- The Strait of Hormuz is the world's most important oil transit chokepoint , US Energy Information Administration.
- Handbook for Export and Shipping: Compact country and customs information .
- Touraj Daryaee, The Persian Gulf Trade in Late Antiquity , Journal of World History, Vol. 14, No. 1, March 2003, ( online ( Memento of March 4, 2004 in the Internet Archive )); 2007.
- z. B. in (1) Knaurs Weltatlas 1988, map No. 23; (2) The Brockhaus in 15 volumes , article: Persian Gulf ; (3) Meyers Lexikon - Article: online ( Memento from January 1, 2008 in the Internet Archive )
- Republic of Turkey Ministry of Culture and Tourism "İstanbul before the Roman Era" .
- z. E.g. in Gustav Droysen's general historical hand atlas in 96 maps with explanatory text (1886), see file: Arabische Eroberung 2.jpg
- Working paper with the arguments of the Iranian UNGEGN delegation, 2006 ( archived copy ( memento of January 8, 2010 in the Internet Archive )); 2007.
- Raymond P. Dougherty, The Sealand of Arabia. Journal of the American Oriental Society 50, 1930, 4.
- Limits of Oceans and Seas, 3rd edition (PDF; 994 kB) International Hydrographic Organization. 1953. Retrieved February 6, 2010.
- Omission of 'Persian Gulf' Name Angers Iran , worldpress.org
- Louvre's 'Gulf' Move Draws Iranian Ire , Radio Free Europe, December 4, 2006.
- Omission of 'Persian Gulf' Name Angers Iran    ,
- Report of the United Nations Group of Experts on Geographical Names on the work of its twenty-third session.
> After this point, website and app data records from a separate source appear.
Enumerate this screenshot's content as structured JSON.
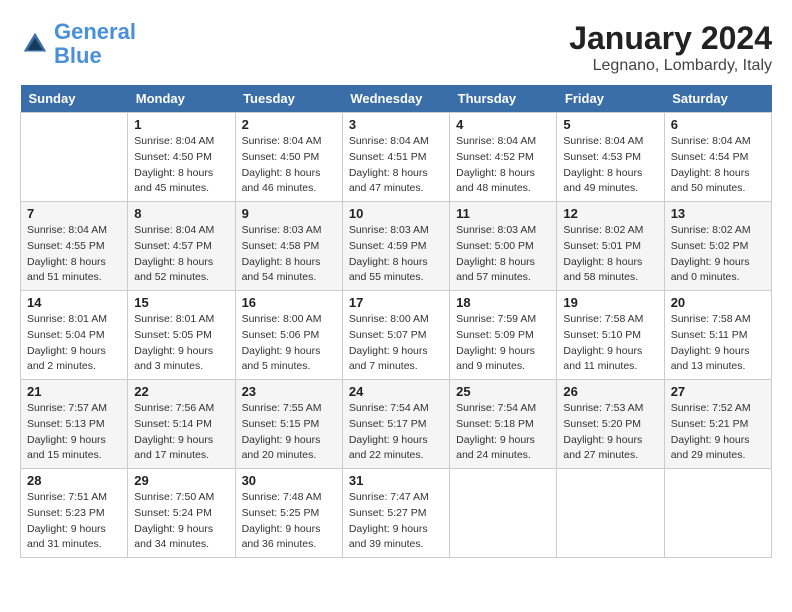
{
  "header": {
    "logo_line1": "General",
    "logo_line2": "Blue",
    "title": "January 2024",
    "subtitle": "Legnano, Lombardy, Italy"
  },
  "days_of_week": [
    "Sunday",
    "Monday",
    "Tuesday",
    "Wednesday",
    "Thursday",
    "Friday",
    "Saturday"
  ],
  "weeks": [
    [
      {
        "num": "",
        "info": ""
      },
      {
        "num": "1",
        "info": "Sunrise: 8:04 AM\nSunset: 4:50 PM\nDaylight: 8 hours\nand 45 minutes."
      },
      {
        "num": "2",
        "info": "Sunrise: 8:04 AM\nSunset: 4:50 PM\nDaylight: 8 hours\nand 46 minutes."
      },
      {
        "num": "3",
        "info": "Sunrise: 8:04 AM\nSunset: 4:51 PM\nDaylight: 8 hours\nand 47 minutes."
      },
      {
        "num": "4",
        "info": "Sunrise: 8:04 AM\nSunset: 4:52 PM\nDaylight: 8 hours\nand 48 minutes."
      },
      {
        "num": "5",
        "info": "Sunrise: 8:04 AM\nSunset: 4:53 PM\nDaylight: 8 hours\nand 49 minutes."
      },
      {
        "num": "6",
        "info": "Sunrise: 8:04 AM\nSunset: 4:54 PM\nDaylight: 8 hours\nand 50 minutes."
      }
    ],
    [
      {
        "num": "7",
        "info": "Sunrise: 8:04 AM\nSunset: 4:55 PM\nDaylight: 8 hours\nand 51 minutes."
      },
      {
        "num": "8",
        "info": "Sunrise: 8:04 AM\nSunset: 4:57 PM\nDaylight: 8 hours\nand 52 minutes."
      },
      {
        "num": "9",
        "info": "Sunrise: 8:03 AM\nSunset: 4:58 PM\nDaylight: 8 hours\nand 54 minutes."
      },
      {
        "num": "10",
        "info": "Sunrise: 8:03 AM\nSunset: 4:59 PM\nDaylight: 8 hours\nand 55 minutes."
      },
      {
        "num": "11",
        "info": "Sunrise: 8:03 AM\nSunset: 5:00 PM\nDaylight: 8 hours\nand 57 minutes."
      },
      {
        "num": "12",
        "info": "Sunrise: 8:02 AM\nSunset: 5:01 PM\nDaylight: 8 hours\nand 58 minutes."
      },
      {
        "num": "13",
        "info": "Sunrise: 8:02 AM\nSunset: 5:02 PM\nDaylight: 9 hours\nand 0 minutes."
      }
    ],
    [
      {
        "num": "14",
        "info": "Sunrise: 8:01 AM\nSunset: 5:04 PM\nDaylight: 9 hours\nand 2 minutes."
      },
      {
        "num": "15",
        "info": "Sunrise: 8:01 AM\nSunset: 5:05 PM\nDaylight: 9 hours\nand 3 minutes."
      },
      {
        "num": "16",
        "info": "Sunrise: 8:00 AM\nSunset: 5:06 PM\nDaylight: 9 hours\nand 5 minutes."
      },
      {
        "num": "17",
        "info": "Sunrise: 8:00 AM\nSunset: 5:07 PM\nDaylight: 9 hours\nand 7 minutes."
      },
      {
        "num": "18",
        "info": "Sunrise: 7:59 AM\nSunset: 5:09 PM\nDaylight: 9 hours\nand 9 minutes."
      },
      {
        "num": "19",
        "info": "Sunrise: 7:58 AM\nSunset: 5:10 PM\nDaylight: 9 hours\nand 11 minutes."
      },
      {
        "num": "20",
        "info": "Sunrise: 7:58 AM\nSunset: 5:11 PM\nDaylight: 9 hours\nand 13 minutes."
      }
    ],
    [
      {
        "num": "21",
        "info": "Sunrise: 7:57 AM\nSunset: 5:13 PM\nDaylight: 9 hours\nand 15 minutes."
      },
      {
        "num": "22",
        "info": "Sunrise: 7:56 AM\nSunset: 5:14 PM\nDaylight: 9 hours\nand 17 minutes."
      },
      {
        "num": "23",
        "info": "Sunrise: 7:55 AM\nSunset: 5:15 PM\nDaylight: 9 hours\nand 20 minutes."
      },
      {
        "num": "24",
        "info": "Sunrise: 7:54 AM\nSunset: 5:17 PM\nDaylight: 9 hours\nand 22 minutes."
      },
      {
        "num": "25",
        "info": "Sunrise: 7:54 AM\nSunset: 5:18 PM\nDaylight: 9 hours\nand 24 minutes."
      },
      {
        "num": "26",
        "info": "Sunrise: 7:53 AM\nSunset: 5:20 PM\nDaylight: 9 hours\nand 27 minutes."
      },
      {
        "num": "27",
        "info": "Sunrise: 7:52 AM\nSunset: 5:21 PM\nDaylight: 9 hours\nand 29 minutes."
      }
    ],
    [
      {
        "num": "28",
        "info": "Sunrise: 7:51 AM\nSunset: 5:23 PM\nDaylight: 9 hours\nand 31 minutes."
      },
      {
        "num": "29",
        "info": "Sunrise: 7:50 AM\nSunset: 5:24 PM\nDaylight: 9 hours\nand 34 minutes."
      },
      {
        "num": "30",
        "info": "Sunrise: 7:48 AM\nSunset: 5:25 PM\nDaylight: 9 hours\nand 36 minutes."
      },
      {
        "num": "31",
        "info": "Sunrise: 7:47 AM\nSunset: 5:27 PM\nDaylight: 9 hours\nand 39 minutes."
      },
      {
        "num": "",
        "info": ""
      },
      {
        "num": "",
        "info": ""
      },
      {
        "num": "",
        "info": ""
      }
    ]
  ]
}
Document E / 2006/57, Economic and Social Council, United Nations. New York, 2006 ( Memento of March 6, 2009 in the Internet Archive )
- Report of the United Nations Group of Experts on Geographical Names on the work of its twenty-third session, Vienna, 2006, p. 21 ( Memento of March 6, 2009 in the Internet Archive ).
- Hans Krech : From the dhow to the stealth frigate: On the history and current situation of the naval forces in the Persian Gulf , Köster, Berlin 2003, ISBN 3-89574-495-6 .
- Heinrich Lieser, Lukas Rölli-Alkemper: Arabian Gulf Economic Area: New Opportunities for German Companies in the Gulf States , 1995, ISBN 3-925925-74-0 .
- Michaela Wimmer, Stefan Braun, Hannes Enzmann: Focus on Golf: Backgrounds, History, Analyzes , Munich 1991, ISBN 3-453-05201-3 .
- Schliephake, Konrad (1993) Water - Crisis Element in the Arabian Gulf. The Earth Sciences; 11, 2; 42-49; doi : 10.2312 / geosciences . 1993.11.42 .
- Marc Perrenoud : Gulf States. In: Historical Lexicon of Switzerland . January 17, 2006 .